==== Information provided

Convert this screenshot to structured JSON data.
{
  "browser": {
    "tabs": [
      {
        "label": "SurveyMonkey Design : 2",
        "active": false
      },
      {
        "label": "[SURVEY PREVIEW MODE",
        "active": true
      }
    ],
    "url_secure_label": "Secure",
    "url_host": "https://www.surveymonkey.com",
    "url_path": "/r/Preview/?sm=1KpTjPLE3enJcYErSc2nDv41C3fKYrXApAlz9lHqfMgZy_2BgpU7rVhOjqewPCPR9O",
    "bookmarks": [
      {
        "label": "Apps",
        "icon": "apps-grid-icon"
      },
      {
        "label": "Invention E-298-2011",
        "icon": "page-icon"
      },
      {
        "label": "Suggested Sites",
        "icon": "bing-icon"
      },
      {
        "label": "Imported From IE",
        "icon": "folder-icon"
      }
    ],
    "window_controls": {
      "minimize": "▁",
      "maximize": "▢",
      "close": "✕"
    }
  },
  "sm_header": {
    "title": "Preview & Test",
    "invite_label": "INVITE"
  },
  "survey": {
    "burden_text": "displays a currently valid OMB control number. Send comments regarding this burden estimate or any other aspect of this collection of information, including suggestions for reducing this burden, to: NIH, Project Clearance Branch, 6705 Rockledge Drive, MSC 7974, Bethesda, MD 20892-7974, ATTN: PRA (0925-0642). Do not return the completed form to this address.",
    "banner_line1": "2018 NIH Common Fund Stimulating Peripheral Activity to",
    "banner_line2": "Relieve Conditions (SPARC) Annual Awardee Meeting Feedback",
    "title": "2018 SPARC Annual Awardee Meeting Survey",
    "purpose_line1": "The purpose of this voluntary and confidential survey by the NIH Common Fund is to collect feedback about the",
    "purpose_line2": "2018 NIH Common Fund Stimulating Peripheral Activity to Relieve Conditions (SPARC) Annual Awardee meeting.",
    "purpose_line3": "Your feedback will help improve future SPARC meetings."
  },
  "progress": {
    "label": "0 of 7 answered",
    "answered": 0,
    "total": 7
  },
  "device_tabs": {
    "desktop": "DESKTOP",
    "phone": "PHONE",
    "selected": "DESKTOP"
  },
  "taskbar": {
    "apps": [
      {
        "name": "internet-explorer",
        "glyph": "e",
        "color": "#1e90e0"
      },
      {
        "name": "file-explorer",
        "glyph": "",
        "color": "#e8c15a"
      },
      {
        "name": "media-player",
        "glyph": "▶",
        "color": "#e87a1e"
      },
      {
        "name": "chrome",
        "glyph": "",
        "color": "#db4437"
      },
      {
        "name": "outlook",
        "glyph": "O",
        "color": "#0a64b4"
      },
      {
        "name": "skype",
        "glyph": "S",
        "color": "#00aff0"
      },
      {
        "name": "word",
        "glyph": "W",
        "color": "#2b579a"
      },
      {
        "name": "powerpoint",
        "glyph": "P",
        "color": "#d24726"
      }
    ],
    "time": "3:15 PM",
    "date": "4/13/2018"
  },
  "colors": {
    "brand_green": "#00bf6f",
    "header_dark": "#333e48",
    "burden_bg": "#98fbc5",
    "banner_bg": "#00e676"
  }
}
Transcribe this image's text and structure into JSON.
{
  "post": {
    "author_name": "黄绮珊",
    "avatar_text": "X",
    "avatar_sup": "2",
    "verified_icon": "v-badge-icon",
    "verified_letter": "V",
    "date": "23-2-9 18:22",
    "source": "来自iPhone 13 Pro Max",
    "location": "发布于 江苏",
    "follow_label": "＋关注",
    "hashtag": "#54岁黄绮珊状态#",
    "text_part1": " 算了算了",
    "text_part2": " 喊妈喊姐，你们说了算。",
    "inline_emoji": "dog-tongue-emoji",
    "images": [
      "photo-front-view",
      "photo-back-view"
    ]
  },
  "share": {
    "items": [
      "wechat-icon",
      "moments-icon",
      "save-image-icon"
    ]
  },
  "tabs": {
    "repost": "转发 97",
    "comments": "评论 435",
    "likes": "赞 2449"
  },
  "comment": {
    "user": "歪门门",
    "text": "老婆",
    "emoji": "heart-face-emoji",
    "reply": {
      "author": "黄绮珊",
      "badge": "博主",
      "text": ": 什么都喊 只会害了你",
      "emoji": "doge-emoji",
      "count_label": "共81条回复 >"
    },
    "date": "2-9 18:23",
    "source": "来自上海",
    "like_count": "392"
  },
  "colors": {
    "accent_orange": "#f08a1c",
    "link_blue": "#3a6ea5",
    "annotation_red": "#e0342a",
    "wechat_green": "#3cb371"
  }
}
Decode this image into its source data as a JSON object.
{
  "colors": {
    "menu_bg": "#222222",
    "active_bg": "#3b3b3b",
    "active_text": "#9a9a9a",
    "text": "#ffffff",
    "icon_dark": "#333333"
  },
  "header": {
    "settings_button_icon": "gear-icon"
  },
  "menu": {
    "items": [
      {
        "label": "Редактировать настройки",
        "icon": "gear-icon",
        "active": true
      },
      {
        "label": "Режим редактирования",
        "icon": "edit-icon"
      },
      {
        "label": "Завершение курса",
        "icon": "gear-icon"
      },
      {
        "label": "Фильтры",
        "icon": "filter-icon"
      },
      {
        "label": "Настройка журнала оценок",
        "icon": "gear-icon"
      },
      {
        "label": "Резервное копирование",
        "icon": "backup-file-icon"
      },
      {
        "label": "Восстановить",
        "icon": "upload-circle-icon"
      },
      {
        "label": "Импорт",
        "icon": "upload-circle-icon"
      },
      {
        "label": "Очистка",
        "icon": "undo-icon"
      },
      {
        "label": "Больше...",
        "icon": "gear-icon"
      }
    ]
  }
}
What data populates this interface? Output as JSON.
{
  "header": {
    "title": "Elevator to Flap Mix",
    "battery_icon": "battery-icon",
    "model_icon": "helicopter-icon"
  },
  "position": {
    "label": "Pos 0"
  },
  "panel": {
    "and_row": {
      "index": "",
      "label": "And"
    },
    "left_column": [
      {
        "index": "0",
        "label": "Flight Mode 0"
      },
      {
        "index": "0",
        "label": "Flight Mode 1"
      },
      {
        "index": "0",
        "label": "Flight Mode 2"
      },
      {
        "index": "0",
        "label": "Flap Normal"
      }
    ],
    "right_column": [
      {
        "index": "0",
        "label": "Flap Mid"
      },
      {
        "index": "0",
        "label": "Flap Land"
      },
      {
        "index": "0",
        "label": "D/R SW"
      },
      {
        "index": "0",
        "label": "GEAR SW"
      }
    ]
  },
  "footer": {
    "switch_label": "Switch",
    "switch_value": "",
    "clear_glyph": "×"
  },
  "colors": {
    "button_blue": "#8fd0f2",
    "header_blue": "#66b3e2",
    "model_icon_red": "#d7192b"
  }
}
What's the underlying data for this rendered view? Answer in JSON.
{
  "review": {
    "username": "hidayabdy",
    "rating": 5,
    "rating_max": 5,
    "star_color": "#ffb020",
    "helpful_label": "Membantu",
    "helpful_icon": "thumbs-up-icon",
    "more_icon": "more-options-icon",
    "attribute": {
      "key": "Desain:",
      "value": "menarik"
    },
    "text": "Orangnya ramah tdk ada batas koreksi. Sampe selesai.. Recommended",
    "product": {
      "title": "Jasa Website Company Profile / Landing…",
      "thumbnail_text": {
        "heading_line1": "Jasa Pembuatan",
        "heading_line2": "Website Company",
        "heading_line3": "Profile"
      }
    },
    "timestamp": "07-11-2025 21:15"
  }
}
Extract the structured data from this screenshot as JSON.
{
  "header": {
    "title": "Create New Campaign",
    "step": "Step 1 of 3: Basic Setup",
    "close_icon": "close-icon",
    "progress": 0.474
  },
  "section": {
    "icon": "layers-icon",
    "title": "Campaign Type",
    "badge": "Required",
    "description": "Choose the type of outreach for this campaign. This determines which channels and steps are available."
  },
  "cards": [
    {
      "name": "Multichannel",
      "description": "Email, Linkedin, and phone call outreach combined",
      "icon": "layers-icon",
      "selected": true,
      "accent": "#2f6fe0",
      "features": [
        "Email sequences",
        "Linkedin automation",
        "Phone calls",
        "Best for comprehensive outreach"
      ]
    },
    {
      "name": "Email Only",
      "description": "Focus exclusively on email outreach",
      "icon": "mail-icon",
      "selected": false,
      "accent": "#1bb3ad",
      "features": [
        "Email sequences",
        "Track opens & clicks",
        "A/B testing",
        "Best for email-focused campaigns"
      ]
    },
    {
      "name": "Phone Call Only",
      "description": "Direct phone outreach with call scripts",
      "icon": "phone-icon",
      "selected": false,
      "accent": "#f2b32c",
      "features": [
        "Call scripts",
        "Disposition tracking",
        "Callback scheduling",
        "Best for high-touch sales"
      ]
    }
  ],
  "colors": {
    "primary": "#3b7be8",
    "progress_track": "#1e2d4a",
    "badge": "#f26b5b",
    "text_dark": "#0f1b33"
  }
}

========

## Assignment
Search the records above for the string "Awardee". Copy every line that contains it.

## Answer space
    "banner_line2": "Relieve Conditions (SPARC) Annual Awardee Meeting Feedback",
    "title": "2018 SPARC Annual Awardee Meeting Survey",
    "purpose_line2": "2018 NIH Common Fund Stimulating Peripheral Activity to Relieve Conditions (SPARC) Annual Awardee meeting.",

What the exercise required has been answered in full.